"Vulnerability is important," she said. "That journey of eight years allows you — because it is so safe and because you get to see everybody warts and all — that is OK. You can be vulnerable. People love you with all your challenges and all who you are. We are all a mix, whether it is a mother or a teacher — we are not perfect, but we are who we are and we stand before you as simply as we are."

What her students say

Finn Miller has been with Martin since Kindergarten.

"I like how she helps me," said Finn, simply. "She cares about everyone, and I really appreciate that a lot... and I like when she takes us on field trips," Miller continued.

He recalled a kayaking trip to Bowen Island that he really enjoyed.

Miller is skipping Grade 9 and will be entering Grade 10 Howe Sound Secondary in the fall.

Miller's classmate Izzy Jost, who has also been with Martin since kindergarten, describes Martin as "amazing."

She, too, recalled a favourite field trip, hers being to Garibaldi Lake in September.

She says she will miss her teacher "but will have all the memories."

Jost is headed to Rockridge Secondary School in West Vancouver next year.

Student Koyuki Belostotsky has known Martin since preschool.

"There is no way to describe Miss. Christine.

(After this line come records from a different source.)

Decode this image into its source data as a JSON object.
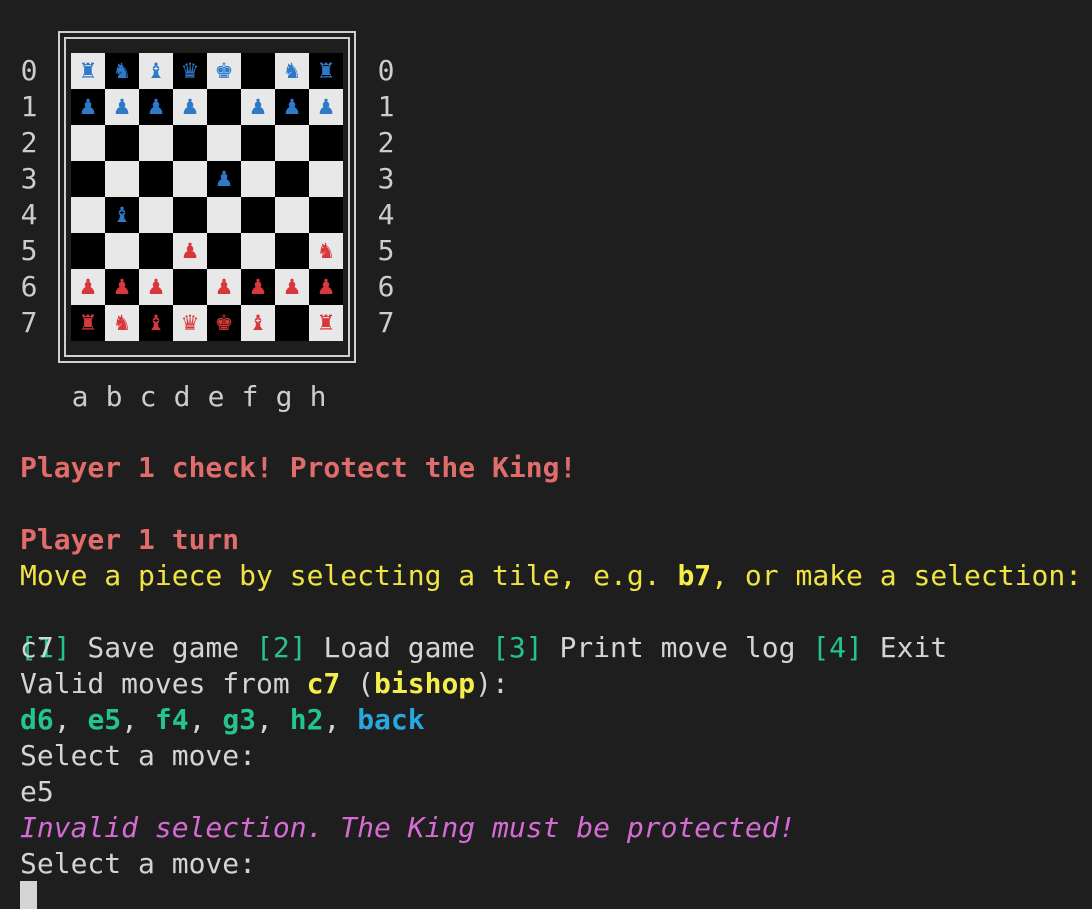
{
  "board": {
    "ranks_left": [
      "0",
      "1",
      "2",
      "3",
      "4",
      "5",
      "6",
      "7"
    ],
    "ranks_right": [
      "0",
      "1",
      "2",
      "3",
      "4",
      "5",
      "6",
      "7"
    ],
    "files": [
      "a",
      "b",
      "c",
      "d",
      "e",
      "f",
      "g",
      "h"
    ],
    "rows": [
      [
        [
          "♜",
          "blue"
        ],
        [
          "♞",
          "blue"
        ],
        [
          "♝",
          "blue"
        ],
        [
          "♛",
          "blue"
        ],
        [
          "♚",
          "blue"
        ],
        null,
        [
          "♞",
          "blue"
        ],
        [
          "♜",
          "blue"
        ]
      ],
      [
        [
          "♟",
          "blue"
        ],
        [
          "♟",
          "blue"
        ],
        [
          "♟",
          "blue"
        ],
        [
          "♟",
          "blue"
        ],
        null,
        [
          "♟",
          "blue"
        ],
        [
          "♟",
          "blue"
        ],
        [
          "♟",
          "blue"
        ]
      ],
      [
        null,
        null,
        null,
        null,
        null,
        null,
        null,
        null
      ],
      [
        null,
        null,
        null,
        null,
        [
          "♟",
          "blue"
        ],
        null,
        null,
        null
      ],
      [
        null,
        [
          "♝",
          "blue"
        ],
        null,
        null,
        null,
        null,
        null,
        null
      ],
      [
        null,
        null,
        null,
        [
          "♟",
          "red"
        ],
        null,
        null,
        null,
        [
          "♞",
          "red"
        ]
      ],
      [
        [
          "♟",
          "red"
        ],
        [
          "♟",
          "red"
        ],
        [
          "♟",
          "red"
        ],
        null,
        [
          "♟",
          "red"
        ],
        [
          "♟",
          "red"
        ],
        [
          "♟",
          "red"
        ],
        [
          "♟",
          "red"
        ]
      ],
      [
        [
          "♜",
          "red"
        ],
        [
          "♞",
          "red"
        ],
        [
          "♝",
          "red"
        ],
        [
          "♛",
          "red"
        ],
        [
          "♚",
          "red"
        ],
        [
          "♝",
          "red"
        ],
        null,
        [
          "♜",
          "red"
        ]
      ]
    ]
  },
  "console": {
    "check_message": "Player 1 check! Protect the King!",
    "turn": "Player 1 turn",
    "instruction_pre": "Move a piece by selecting a tile, e.g. ",
    "instruction_example": "b7",
    "instruction_post": ", or make a selection:",
    "menu": [
      {
        "key": "[1]",
        "label": " Save game "
      },
      {
        "key": "[2]",
        "label": " Load game "
      },
      {
        "key": "[3]",
        "label": " Print move log "
      },
      {
        "key": "[4]",
        "label": " Exit"
      }
    ],
    "input_tile": "c7",
    "valid_moves_pre": "Valid moves from ",
    "valid_moves_tile": "c7",
    "valid_moves_open": " (",
    "valid_moves_piece": "bishop",
    "valid_moves_close": "):",
    "moves": [
      "d6",
      "e5",
      "f4",
      "g3",
      "h2"
    ],
    "move_separator": ", ",
    "back_label": "back",
    "select_prompt_1": "Select a move:",
    "input_move": "e5",
    "error_message": "Invalid selection. The King must be protected!",
    "select_prompt_2": "Select a move:"
  }
}
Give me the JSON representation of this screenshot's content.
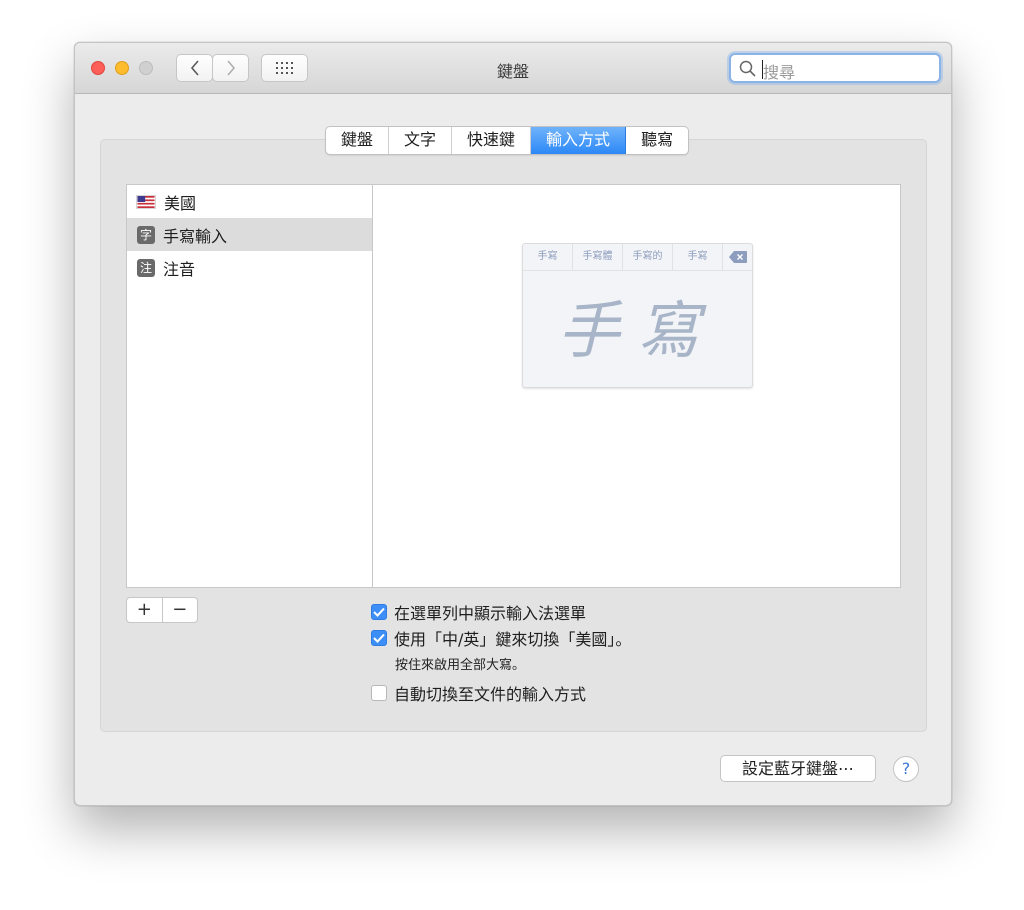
{
  "window": {
    "title": "鍵盤"
  },
  "toolbar": {
    "grid_icon": "grid-icon",
    "back_icon": "chevron-left-icon",
    "forward_icon": "chevron-right-icon"
  },
  "search": {
    "placeholder": "搜尋",
    "icon": "search-icon"
  },
  "tabs": [
    {
      "label": "鍵盤",
      "active": false
    },
    {
      "label": "文字",
      "active": false
    },
    {
      "label": "快速鍵",
      "active": false
    },
    {
      "label": "輸入方式",
      "active": true
    },
    {
      "label": "聽寫",
      "active": false
    }
  ],
  "sources": [
    {
      "label": "美國",
      "icon": "us-flag-icon",
      "selected": false
    },
    {
      "label": "手寫輸入",
      "badge": "字",
      "icon": "handwriting-icon",
      "selected": true
    },
    {
      "label": "注音",
      "badge": "注",
      "icon": "zhuyin-icon",
      "selected": false
    }
  ],
  "preview": {
    "candidates": [
      "手寫",
      "手寫體",
      "手寫的",
      "手寫"
    ],
    "handwriting": "手寫",
    "delete_icon": "delete-backward-icon"
  },
  "list_controls": {
    "add": "+",
    "remove": "−"
  },
  "options": {
    "show_menu": {
      "label": "在選單列中顯示輸入法選單",
      "checked": true
    },
    "caps_switch": {
      "label": "使用「中/英」鍵來切換「美國」。",
      "checked": true
    },
    "caps_note": "按住來啟用全部大寫。",
    "auto_switch": {
      "label": "自動切換至文件的輸入方式",
      "checked": false
    }
  },
  "buttons": {
    "bluetooth": "設定藍牙鍵盤⋯",
    "help": "?"
  },
  "colors": {
    "accent": "#3d8ef7",
    "close": "#fc5f57",
    "minimize": "#fdbc2e"
  }
}
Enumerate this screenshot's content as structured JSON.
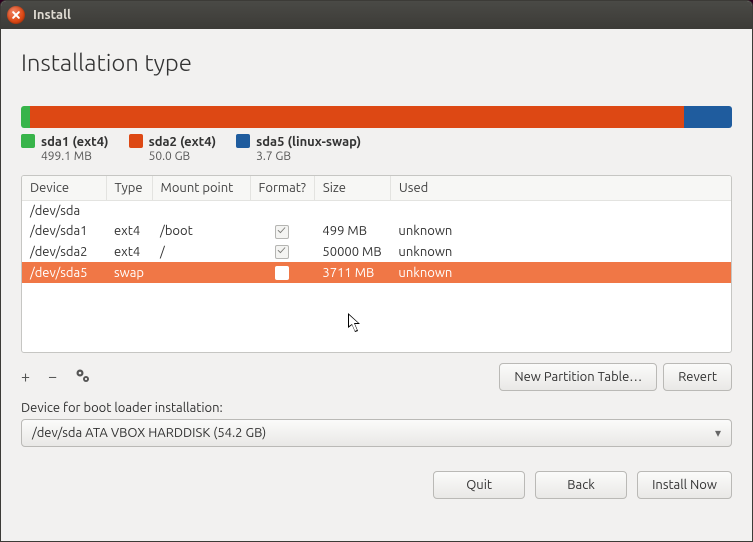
{
  "window": {
    "title": "Install"
  },
  "heading": "Installation type",
  "legend": [
    {
      "color": "green",
      "label": "sda1 (ext4)",
      "size": "499.1 MB"
    },
    {
      "color": "orange",
      "label": "sda2 (ext4)",
      "size": "50.0 GB"
    },
    {
      "color": "blue",
      "label": "sda5 (linux-swap)",
      "size": "3.7 GB"
    }
  ],
  "columns": {
    "device": "Device",
    "type": "Type",
    "mount": "Mount point",
    "format": "Format?",
    "size": "Size",
    "used": "Used"
  },
  "rows": [
    {
      "device": "/dev/sda",
      "type": "",
      "mount": "",
      "format": null,
      "size": "",
      "used": ""
    },
    {
      "device": "/dev/sda1",
      "type": "ext4",
      "mount": "/boot",
      "format": "checked",
      "size": "499 MB",
      "used": "unknown"
    },
    {
      "device": "/dev/sda2",
      "type": "ext4",
      "mount": "/",
      "format": "checked",
      "size": "50000 MB",
      "used": "unknown"
    },
    {
      "device": "/dev/sda5",
      "type": "swap",
      "mount": "",
      "format": "unchecked",
      "size": "3711 MB",
      "used": "unknown",
      "selected": true
    }
  ],
  "toolbar": {
    "new_table": "New Partition Table…",
    "revert": "Revert"
  },
  "bootloader": {
    "label": "Device for boot loader installation:",
    "value": "/dev/sda    ATA VBOX HARDDISK (54.2 GB)"
  },
  "footer": {
    "quit": "Quit",
    "back": "Back",
    "install": "Install Now"
  }
}
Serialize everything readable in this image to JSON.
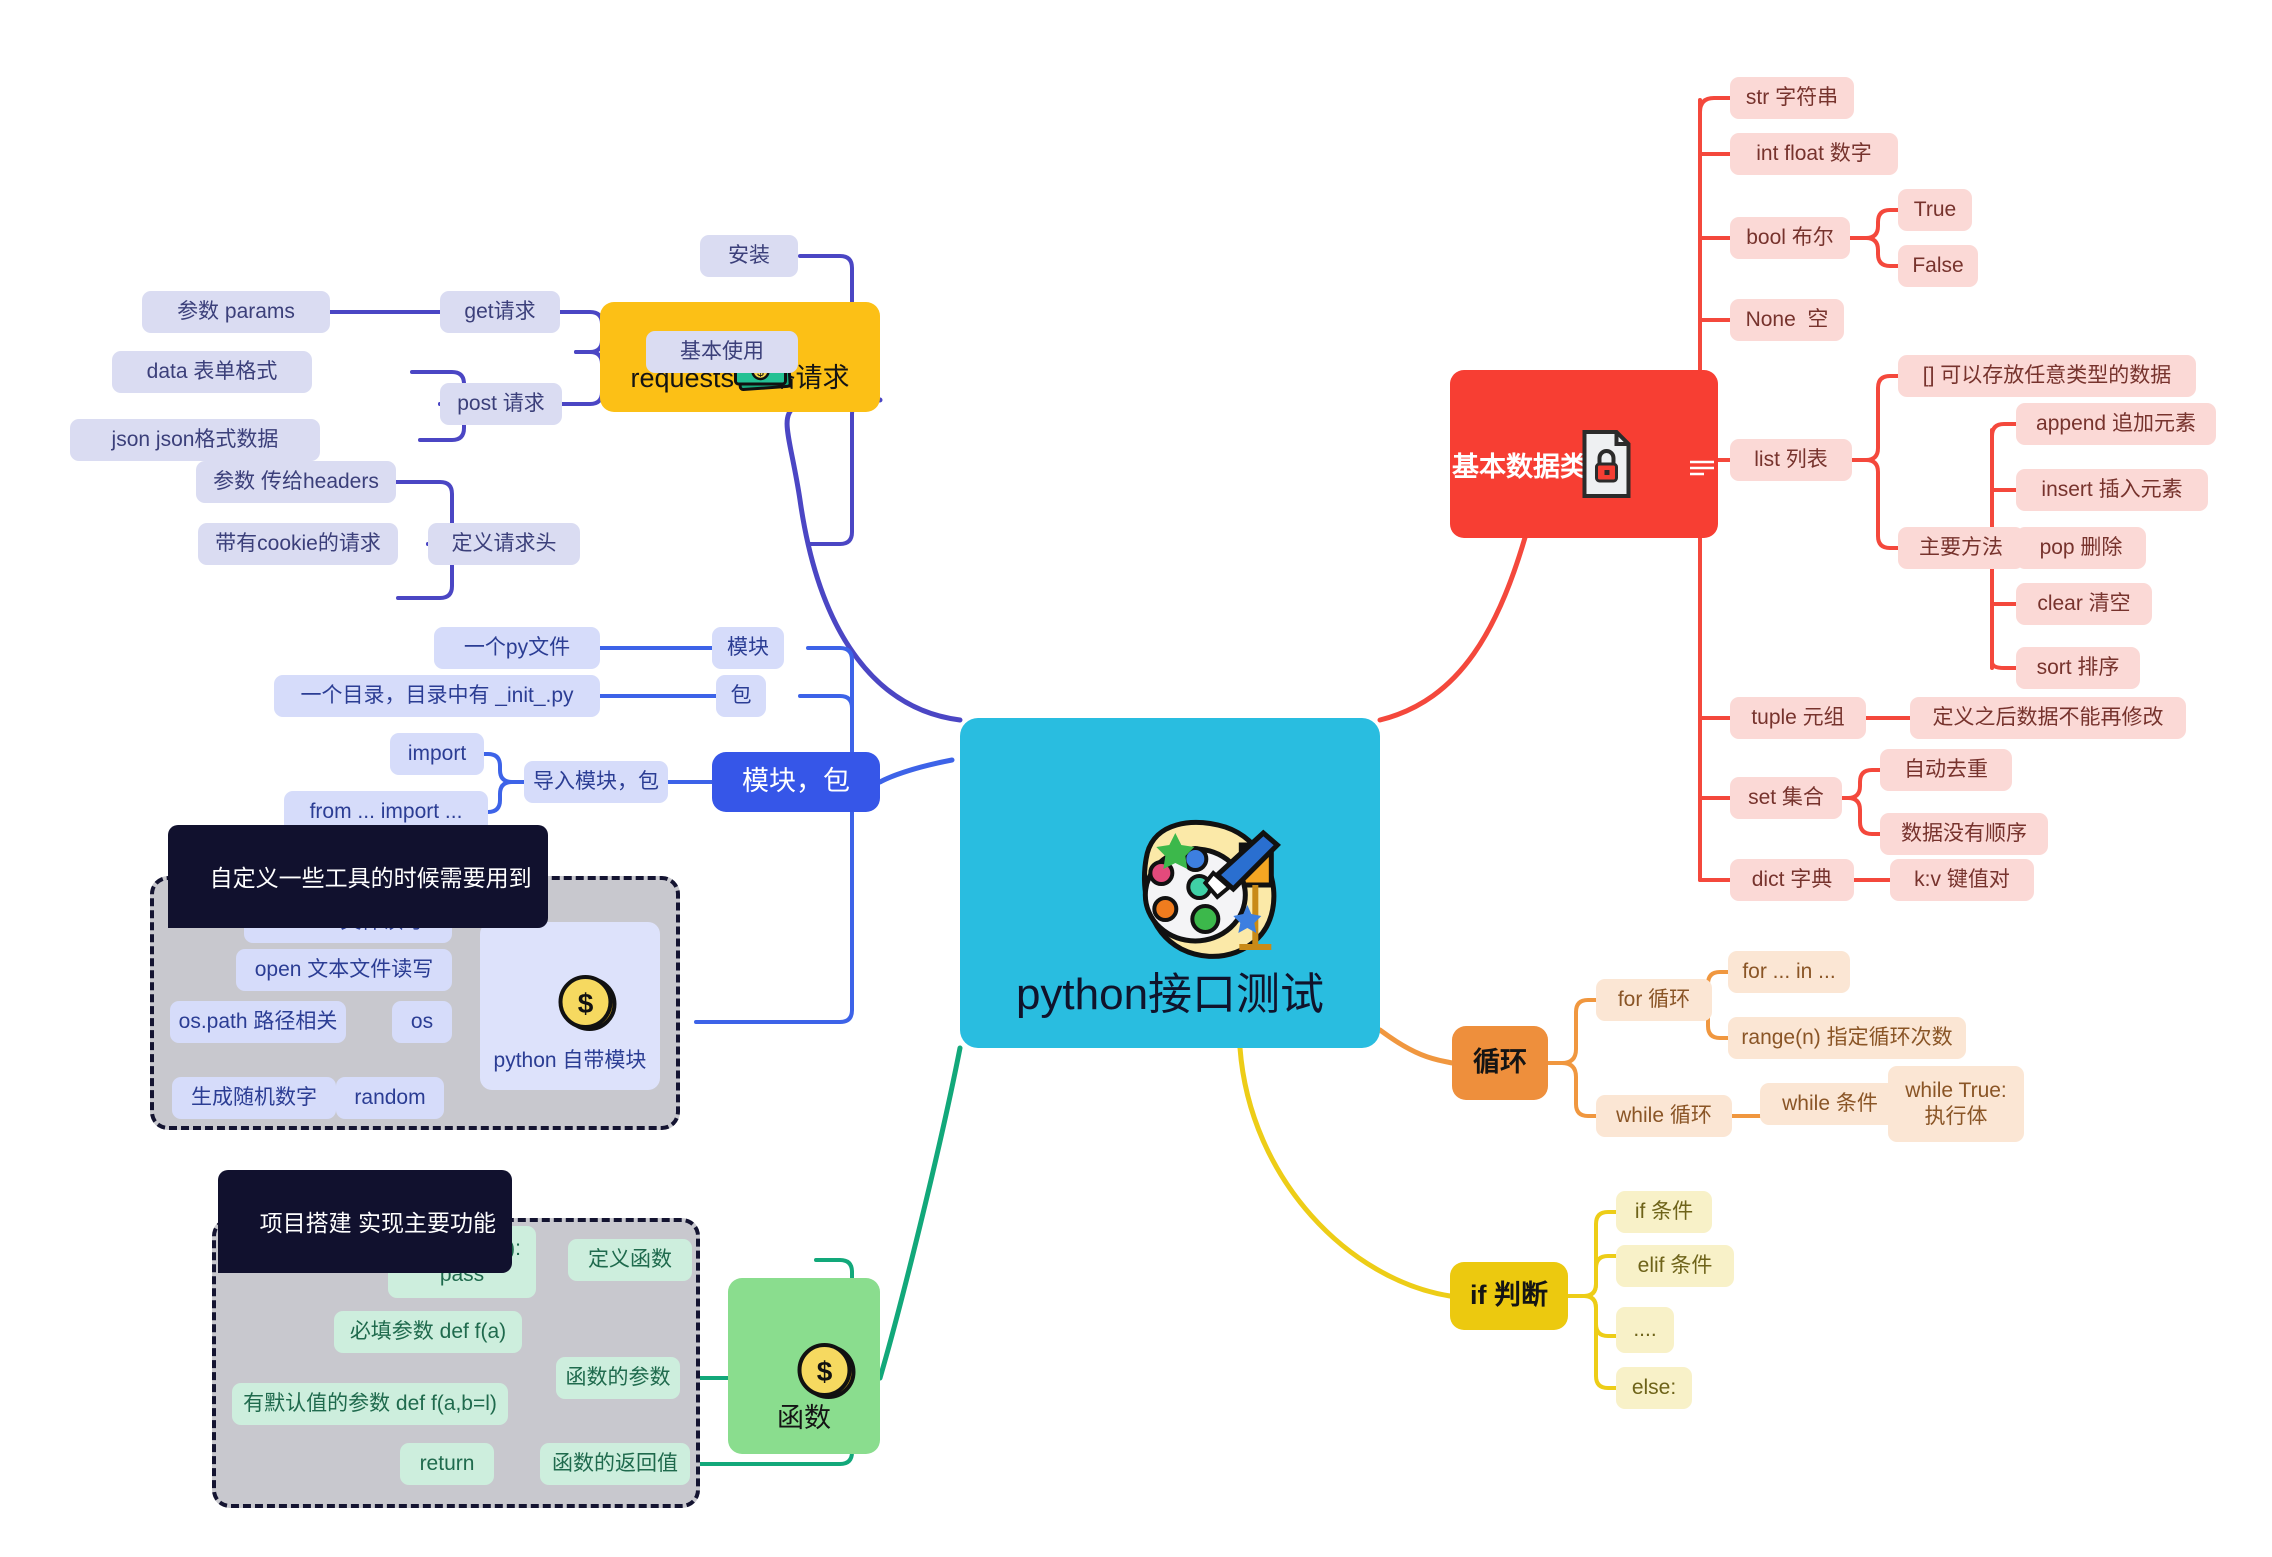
{
  "central": {
    "label": "python接口测试",
    "icon": "palette-brush-icon",
    "color": "#29bde0"
  },
  "branches": {
    "requests": {
      "label": "requests 网络请求",
      "icon": "money-banknote-icon",
      "color": "#fcc016",
      "link_color": "#4b46c4",
      "children": [
        {
          "label": "安装"
        },
        {
          "label": "基本使用",
          "children": [
            {
              "label": "get请求",
              "children": [
                {
                  "label": "参数 params"
                }
              ]
            },
            {
              "label": "post 请求",
              "children": [
                {
                  "label": "data 表单格式"
                },
                {
                  "label": "json json格式数据"
                }
              ]
            }
          ]
        },
        {
          "label": "定义请求头",
          "children": [
            {
              "label": "参数 传给headers"
            },
            {
              "label": "带有cookie的请求"
            }
          ]
        }
      ]
    },
    "modules": {
      "label": "模块，包",
      "color": "#3656e8",
      "link_color": "#3d63e8",
      "group_tab": "自定义一些工具的时候需要用到",
      "children": [
        {
          "label": "模块",
          "children": [
            {
              "label": "一个py文件"
            }
          ]
        },
        {
          "label": "包",
          "children": [
            {
              "label": "一个目录，目录中有 _init_.py"
            }
          ]
        },
        {
          "label": "导入模块，包",
          "children": [
            {
              "label": "import"
            },
            {
              "label": "from ... import ..."
            }
          ]
        },
        {
          "label": "python 自带模块",
          "icon": "gold-coin-icon",
          "children": [
            {
              "label": "csv csv文件读写"
            },
            {
              "label": "open 文本文件读写"
            },
            {
              "label": "os",
              "children": [
                {
                  "label": "os.path 路径相关"
                }
              ]
            },
            {
              "label": "random",
              "children": [
                {
                  "label": "生成随机数字"
                }
              ]
            }
          ]
        }
      ]
    },
    "functions": {
      "label": "函数",
      "icon": "gold-coin-icon",
      "color": "#8add8e",
      "link_color": "#12a87a",
      "group_tab": "项目搭建 实现主要功能",
      "children": [
        {
          "label": "定义函数",
          "children": [
            {
              "label": "def 函数名():\npass"
            }
          ]
        },
        {
          "label": "函数的参数",
          "children": [
            {
              "label": "必填参数 def f(a)"
            },
            {
              "label": "有默认值的参数 def f(a,b=l)"
            }
          ]
        },
        {
          "label": "函数的返回值",
          "children": [
            {
              "label": "return"
            }
          ]
        }
      ]
    },
    "datatypes": {
      "label": "基本数据类型",
      "icon": "document-lock-icon",
      "note_glyph": "note-lines-icon",
      "color": "#f73e33",
      "link_color": "#f4483c",
      "children": [
        {
          "label": "str 字符串"
        },
        {
          "label": "int float 数字"
        },
        {
          "label": "bool 布尔",
          "children": [
            {
              "label": "True"
            },
            {
              "label": "False"
            }
          ]
        },
        {
          "label": "None  空"
        },
        {
          "label": "list 列表",
          "children": [
            {
              "label": "[] 可以存放任意类型的数据"
            },
            {
              "label": "主要方法",
              "children": [
                {
                  "label": "append 追加元素"
                },
                {
                  "label": "insert 插入元素"
                },
                {
                  "label": "pop 删除"
                },
                {
                  "label": "clear 清空"
                },
                {
                  "label": "sort 排序"
                }
              ]
            }
          ]
        },
        {
          "label": "tuple 元组",
          "children": [
            {
              "label": "定义之后数据不能再修改"
            }
          ]
        },
        {
          "label": "set 集合",
          "children": [
            {
              "label": "自动去重"
            },
            {
              "label": "数据没有顺序"
            }
          ]
        },
        {
          "label": "dict 字典",
          "children": [
            {
              "label": "k:v 键值对"
            }
          ]
        }
      ]
    },
    "loops": {
      "label": "循环",
      "color": "#ee8f3c",
      "link_color": "#f0973f",
      "children": [
        {
          "label": "for 循环",
          "children": [
            {
              "label": "for ... in ..."
            },
            {
              "label": "range(n) 指定循环次数"
            }
          ]
        },
        {
          "label": "while 循环",
          "children": [
            {
              "label": "while 条件",
              "children": [
                {
                  "label": "while True:\n执行体"
                }
              ]
            }
          ]
        }
      ]
    },
    "conditionals": {
      "label": "if 判断",
      "color": "#ecc90f",
      "link_color": "#edcd17",
      "children": [
        {
          "label": "if 条件"
        },
        {
          "label": "elif 条件"
        },
        {
          "label": "...."
        },
        {
          "label": "else:"
        }
      ]
    }
  }
}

I am forever grateful to her... All the hard times that we went through and all the happy times, I will never forget them because they were so impactful to me. She really touched many people in the school, Squamish and the class."

Belostotsky is also headed to Rockridge in the fall.

What a parent and colleague says

"Often when parents talk about Miss Christine, and members of the faculty, one of the things we say is, 'You know, Miss Christine is kind of not quite human,'" said Elise Perreault-LaRiviere, a primary teacher at the school.

Perreault-LaRiviere was an educational assistant in Martin's class for four years and is the parent of a child in her current graduating class.

"There must be something about her that is part angel because it is really in her whole being that there is so much dedication and strength and in her belief in what she does for the children and the parents and the community. In such a really beautiful and holistic way, she really sees the best in people, she sees through and has the patience and the compassion that is rare to find... which really allows people — gives them the space and the opportunity — to meet their full potential, to go into their best selves."